[Provided material Boundary: Start]

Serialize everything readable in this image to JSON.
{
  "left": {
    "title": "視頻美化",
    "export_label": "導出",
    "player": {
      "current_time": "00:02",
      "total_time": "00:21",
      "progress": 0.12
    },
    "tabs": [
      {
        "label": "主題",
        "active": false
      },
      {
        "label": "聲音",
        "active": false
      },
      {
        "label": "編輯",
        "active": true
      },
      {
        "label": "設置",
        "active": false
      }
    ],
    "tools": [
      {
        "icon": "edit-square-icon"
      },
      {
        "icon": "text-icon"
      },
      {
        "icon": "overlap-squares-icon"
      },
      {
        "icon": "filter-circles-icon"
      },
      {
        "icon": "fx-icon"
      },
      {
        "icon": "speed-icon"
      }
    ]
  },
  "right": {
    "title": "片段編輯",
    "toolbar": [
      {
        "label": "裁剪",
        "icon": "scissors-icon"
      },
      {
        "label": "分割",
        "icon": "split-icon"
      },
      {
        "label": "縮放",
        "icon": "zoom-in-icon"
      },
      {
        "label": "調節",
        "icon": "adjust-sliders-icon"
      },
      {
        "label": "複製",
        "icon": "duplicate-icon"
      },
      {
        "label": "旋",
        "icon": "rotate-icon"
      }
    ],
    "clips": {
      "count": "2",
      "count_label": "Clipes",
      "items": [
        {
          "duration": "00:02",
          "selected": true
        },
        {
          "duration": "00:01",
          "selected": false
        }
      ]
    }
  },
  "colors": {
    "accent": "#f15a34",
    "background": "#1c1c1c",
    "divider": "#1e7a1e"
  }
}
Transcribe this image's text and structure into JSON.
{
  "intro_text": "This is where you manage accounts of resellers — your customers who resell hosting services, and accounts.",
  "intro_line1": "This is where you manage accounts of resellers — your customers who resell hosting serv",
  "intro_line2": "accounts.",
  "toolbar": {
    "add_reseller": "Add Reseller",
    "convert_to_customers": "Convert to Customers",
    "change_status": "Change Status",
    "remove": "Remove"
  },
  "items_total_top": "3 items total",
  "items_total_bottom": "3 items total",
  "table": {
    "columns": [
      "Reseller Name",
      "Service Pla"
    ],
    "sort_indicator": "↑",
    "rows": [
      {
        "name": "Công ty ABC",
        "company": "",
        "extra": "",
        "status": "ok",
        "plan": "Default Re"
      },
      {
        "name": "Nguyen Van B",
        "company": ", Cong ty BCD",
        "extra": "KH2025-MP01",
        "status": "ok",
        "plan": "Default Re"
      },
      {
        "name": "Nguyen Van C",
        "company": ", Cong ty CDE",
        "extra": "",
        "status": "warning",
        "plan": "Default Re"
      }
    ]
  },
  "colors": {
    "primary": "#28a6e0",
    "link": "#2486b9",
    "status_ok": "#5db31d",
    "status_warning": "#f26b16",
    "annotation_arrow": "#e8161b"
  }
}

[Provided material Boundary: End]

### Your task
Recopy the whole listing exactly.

### Solution to the exercise
Serialize everything readable in this image to JSON.
{
  "left": {
    "title": "視頻美化",
    "export_label": "導出",
    "player": {
      "current_time": "00:02",
      "total_time": "00:21",
      "progress": 0.12
    },
    "tabs": [
      {
        "label": "主題",
        "active": false
      },
      {
        "label": "聲音",
        "active": false
      },
      {
        "label": "編輯",
        "active": true
      },
      {
        "label": "設置",
        "active": false
      }
    ],
    "tools": [
      {
        "icon": "edit-square-icon"
      },
      {
        "icon": "text-icon"
      },
      {
        "icon": "overlap-squares-icon"
      },
      {
        "icon": "filter-circles-icon"
      },
      {
        "icon": "fx-icon"
      },
      {
        "icon": "speed-icon"
      }
    ]
  },
  "right": {
    "title": "片段編輯",
    "toolbar": [
      {
        "label": "裁剪",
        "icon": "scissors-icon"
      },
      {
        "label": "分割",
        "icon": "split-icon"
      },
      {
        "label": "縮放",
        "icon": "zoom-in-icon"
      },
      {
        "label": "調節",
        "icon": "adjust-sliders-icon"
      },
      {
        "label": "複製",
        "icon": "duplicate-icon"
      },
      {
        "label": "旋",
        "icon": "rotate-icon"
      }
    ],
    "clips": {
      "count": "2",
      "count_label": "Clipes",
      "items": [
        {
          "duration": "00:02",
          "selected": true
        },
        {
          "duration": "00:01",
          "selected": false
        }
      ]
    }
  },
  "colors": {
    "accent": "#f15a34",
    "background": "#1c1c1c",
    "divider": "#1e7a1e"
  }
}
Transcribe this image's text and structure into JSON.
{
  "intro_text": "This is where you manage accounts of resellers — your customers who resell hosting services, and accounts.",
  "intro_line1": "This is where you manage accounts of resellers — your customers who resell hosting serv",
  "intro_line2": "accounts.",
  "toolbar": {
    "add_reseller": "Add Reseller",
    "convert_to_customers": "Convert to Customers",
    "change_status": "Change Status",
    "remove": "Remove"
  },
  "items_total_top": "3 items total",
  "items_total_bottom": "3 items total",
  "table": {
    "columns": [
      "Reseller Name",
      "Service Pla"
    ],
    "sort_indicator": "↑",
    "rows": [
      {
        "name": "Công ty ABC",
        "company": "",
        "extra": "",
        "status": "ok",
        "plan": "Default Re"
      },
      {
        "name": "Nguyen Van B",
        "company": ", Cong ty BCD",
        "extra": "KH2025-MP01",
        "status": "ok",
        "plan": "Default Re"
      },
      {
        "name": "Nguyen Van C",
        "company": ", Cong ty CDE",
        "extra": "",
        "status": "warning",
        "plan": "Default Re"
      }
    ]
  },
  "colors": {
    "primary": "#28a6e0",
    "link": "#2486b9",
    "status_ok": "#5db31d",
    "status_warning": "#f26b16",
    "annotation_arrow": "#e8161b"
  }
}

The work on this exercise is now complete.